## YOUR TASK
For the data below, report how many lines include the word "author", and write nothing else.

## DATA FOR THIS TASK
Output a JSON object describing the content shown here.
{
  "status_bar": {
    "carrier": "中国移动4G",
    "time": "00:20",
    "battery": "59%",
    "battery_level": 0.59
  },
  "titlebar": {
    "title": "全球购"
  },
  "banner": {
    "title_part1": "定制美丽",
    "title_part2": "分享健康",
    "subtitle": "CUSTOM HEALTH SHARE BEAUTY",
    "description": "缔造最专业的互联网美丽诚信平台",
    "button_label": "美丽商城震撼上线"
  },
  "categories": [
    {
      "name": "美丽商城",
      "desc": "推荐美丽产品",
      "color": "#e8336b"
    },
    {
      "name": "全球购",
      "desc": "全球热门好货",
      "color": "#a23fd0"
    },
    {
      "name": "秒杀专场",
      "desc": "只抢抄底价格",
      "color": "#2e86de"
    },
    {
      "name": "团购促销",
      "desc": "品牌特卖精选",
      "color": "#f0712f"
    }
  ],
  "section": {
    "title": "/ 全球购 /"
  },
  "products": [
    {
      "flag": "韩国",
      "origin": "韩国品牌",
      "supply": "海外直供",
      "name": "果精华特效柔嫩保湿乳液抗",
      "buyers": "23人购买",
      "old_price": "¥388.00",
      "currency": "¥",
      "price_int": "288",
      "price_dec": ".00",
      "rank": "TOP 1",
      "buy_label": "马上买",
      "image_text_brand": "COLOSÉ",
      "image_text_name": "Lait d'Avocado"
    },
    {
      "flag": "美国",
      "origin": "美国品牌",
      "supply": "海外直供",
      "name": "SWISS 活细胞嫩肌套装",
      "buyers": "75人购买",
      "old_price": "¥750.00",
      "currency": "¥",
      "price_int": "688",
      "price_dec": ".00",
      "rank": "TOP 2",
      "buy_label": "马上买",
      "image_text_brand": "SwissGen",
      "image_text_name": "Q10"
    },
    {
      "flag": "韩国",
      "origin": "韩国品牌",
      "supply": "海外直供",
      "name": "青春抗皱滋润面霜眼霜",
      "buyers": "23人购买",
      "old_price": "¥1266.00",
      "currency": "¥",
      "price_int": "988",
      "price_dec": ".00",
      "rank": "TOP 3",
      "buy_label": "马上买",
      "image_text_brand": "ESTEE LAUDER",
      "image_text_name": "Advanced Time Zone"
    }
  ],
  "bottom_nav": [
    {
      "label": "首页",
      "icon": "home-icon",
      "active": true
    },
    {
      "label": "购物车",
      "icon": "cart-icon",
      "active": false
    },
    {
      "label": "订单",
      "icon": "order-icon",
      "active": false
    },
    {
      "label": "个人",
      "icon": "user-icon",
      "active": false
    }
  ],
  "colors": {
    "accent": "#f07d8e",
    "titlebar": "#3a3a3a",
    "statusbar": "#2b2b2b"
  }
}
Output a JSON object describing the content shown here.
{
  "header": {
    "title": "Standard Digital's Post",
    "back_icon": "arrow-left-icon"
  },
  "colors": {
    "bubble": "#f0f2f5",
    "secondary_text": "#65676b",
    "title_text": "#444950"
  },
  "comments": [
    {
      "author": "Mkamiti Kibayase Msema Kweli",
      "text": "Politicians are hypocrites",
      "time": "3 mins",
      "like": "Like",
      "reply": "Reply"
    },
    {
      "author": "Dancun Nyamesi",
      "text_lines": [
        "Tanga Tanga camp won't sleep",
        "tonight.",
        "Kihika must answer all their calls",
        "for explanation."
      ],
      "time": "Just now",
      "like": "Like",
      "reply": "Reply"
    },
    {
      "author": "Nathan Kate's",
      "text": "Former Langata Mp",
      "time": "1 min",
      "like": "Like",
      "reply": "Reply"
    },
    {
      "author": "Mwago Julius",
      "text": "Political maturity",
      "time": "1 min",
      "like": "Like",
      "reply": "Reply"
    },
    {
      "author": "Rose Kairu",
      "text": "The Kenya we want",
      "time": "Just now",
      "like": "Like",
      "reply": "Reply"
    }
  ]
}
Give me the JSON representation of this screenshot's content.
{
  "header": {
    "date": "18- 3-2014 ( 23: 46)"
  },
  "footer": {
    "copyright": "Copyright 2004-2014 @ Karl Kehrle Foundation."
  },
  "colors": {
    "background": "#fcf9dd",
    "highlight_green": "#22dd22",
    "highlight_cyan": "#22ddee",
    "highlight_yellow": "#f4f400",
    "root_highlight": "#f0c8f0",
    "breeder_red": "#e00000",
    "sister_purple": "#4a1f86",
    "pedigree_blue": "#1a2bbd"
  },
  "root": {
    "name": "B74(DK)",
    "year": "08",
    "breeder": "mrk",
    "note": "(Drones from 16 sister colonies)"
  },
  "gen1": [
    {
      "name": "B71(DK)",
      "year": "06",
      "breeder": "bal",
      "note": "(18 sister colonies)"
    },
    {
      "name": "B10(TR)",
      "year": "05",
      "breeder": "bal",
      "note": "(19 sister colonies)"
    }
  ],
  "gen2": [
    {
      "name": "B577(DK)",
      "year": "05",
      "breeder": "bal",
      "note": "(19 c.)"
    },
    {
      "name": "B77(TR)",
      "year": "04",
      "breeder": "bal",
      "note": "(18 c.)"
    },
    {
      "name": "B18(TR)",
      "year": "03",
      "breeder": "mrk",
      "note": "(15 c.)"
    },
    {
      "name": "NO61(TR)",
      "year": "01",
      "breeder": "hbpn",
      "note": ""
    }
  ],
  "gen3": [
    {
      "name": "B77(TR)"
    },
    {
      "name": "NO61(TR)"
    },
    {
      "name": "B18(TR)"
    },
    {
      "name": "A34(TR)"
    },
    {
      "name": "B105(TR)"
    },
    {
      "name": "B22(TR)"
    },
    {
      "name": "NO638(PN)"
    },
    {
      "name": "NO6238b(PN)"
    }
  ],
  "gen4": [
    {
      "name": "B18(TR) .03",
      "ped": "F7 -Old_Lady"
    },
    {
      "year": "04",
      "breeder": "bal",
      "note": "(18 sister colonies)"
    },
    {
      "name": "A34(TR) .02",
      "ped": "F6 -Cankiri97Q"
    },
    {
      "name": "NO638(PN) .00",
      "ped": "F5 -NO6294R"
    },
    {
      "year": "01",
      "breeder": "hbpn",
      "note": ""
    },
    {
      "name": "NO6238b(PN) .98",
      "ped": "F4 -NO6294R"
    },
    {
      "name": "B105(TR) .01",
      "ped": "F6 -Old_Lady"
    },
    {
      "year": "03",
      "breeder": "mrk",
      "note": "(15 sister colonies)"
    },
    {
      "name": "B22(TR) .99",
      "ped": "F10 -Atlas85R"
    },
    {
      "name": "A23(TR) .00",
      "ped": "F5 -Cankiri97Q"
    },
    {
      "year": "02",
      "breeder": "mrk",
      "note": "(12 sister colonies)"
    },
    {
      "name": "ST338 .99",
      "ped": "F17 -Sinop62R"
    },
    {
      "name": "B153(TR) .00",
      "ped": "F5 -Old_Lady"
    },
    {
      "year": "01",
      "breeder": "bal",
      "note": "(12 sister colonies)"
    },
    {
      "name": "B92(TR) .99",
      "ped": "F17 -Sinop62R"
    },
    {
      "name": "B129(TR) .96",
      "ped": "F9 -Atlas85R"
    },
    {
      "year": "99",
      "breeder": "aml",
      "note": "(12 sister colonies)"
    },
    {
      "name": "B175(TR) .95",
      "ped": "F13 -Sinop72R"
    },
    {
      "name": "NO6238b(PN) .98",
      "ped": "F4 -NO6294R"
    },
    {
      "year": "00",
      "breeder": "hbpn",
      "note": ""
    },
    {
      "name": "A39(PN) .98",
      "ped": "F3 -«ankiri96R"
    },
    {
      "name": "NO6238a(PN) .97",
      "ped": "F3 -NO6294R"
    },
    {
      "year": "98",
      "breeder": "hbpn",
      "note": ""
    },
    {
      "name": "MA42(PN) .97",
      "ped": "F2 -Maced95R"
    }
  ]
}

## RESULT
5